*Work to be completed*:
From the entries below, give the number of lines where the word "person" occurs, and nothing else.

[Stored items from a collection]
=== Begin Enclosure ===

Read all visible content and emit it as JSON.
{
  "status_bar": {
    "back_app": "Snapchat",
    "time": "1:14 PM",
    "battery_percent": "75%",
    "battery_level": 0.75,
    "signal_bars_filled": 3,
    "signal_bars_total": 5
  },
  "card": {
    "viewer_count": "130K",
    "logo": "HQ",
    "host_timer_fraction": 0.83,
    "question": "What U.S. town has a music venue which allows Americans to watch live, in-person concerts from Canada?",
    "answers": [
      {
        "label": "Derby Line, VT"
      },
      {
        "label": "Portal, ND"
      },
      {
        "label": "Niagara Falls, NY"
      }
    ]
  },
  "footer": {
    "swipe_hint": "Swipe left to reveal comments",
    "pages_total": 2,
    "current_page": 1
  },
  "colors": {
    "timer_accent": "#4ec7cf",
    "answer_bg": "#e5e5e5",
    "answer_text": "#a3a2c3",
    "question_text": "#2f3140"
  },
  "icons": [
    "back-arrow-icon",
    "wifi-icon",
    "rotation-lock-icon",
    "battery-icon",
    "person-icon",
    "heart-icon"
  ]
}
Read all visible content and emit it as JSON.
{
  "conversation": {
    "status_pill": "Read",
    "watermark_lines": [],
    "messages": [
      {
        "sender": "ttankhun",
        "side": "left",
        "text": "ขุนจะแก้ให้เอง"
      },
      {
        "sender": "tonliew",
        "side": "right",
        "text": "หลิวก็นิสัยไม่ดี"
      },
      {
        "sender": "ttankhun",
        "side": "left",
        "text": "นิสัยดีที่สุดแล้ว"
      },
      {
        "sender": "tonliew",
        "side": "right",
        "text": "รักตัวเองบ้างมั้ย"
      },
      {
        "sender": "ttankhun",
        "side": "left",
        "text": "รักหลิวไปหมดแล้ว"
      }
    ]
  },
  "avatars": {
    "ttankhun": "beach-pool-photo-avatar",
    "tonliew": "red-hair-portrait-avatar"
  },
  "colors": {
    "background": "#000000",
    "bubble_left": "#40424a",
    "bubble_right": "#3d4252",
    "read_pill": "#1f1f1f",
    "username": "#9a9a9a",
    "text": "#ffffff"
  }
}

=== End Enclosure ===
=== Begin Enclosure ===

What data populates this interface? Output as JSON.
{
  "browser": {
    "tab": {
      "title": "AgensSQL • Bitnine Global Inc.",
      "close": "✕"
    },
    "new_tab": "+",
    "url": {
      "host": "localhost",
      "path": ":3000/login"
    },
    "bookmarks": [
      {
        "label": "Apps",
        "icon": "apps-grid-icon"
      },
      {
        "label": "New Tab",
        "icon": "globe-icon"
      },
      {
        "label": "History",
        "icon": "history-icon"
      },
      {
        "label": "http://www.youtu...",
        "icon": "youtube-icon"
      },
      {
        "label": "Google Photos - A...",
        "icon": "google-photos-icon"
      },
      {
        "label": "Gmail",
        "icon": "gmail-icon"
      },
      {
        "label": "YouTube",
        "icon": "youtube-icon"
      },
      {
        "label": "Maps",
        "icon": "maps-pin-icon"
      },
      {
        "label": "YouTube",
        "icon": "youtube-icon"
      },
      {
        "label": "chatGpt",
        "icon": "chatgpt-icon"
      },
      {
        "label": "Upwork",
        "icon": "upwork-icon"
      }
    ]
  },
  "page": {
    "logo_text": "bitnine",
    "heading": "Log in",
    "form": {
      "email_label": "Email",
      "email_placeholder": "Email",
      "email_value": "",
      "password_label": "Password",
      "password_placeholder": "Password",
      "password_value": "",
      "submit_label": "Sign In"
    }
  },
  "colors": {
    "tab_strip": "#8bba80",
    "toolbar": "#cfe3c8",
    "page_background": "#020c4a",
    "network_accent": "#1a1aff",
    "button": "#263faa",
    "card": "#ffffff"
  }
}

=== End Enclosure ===

*Solution to this task*:
2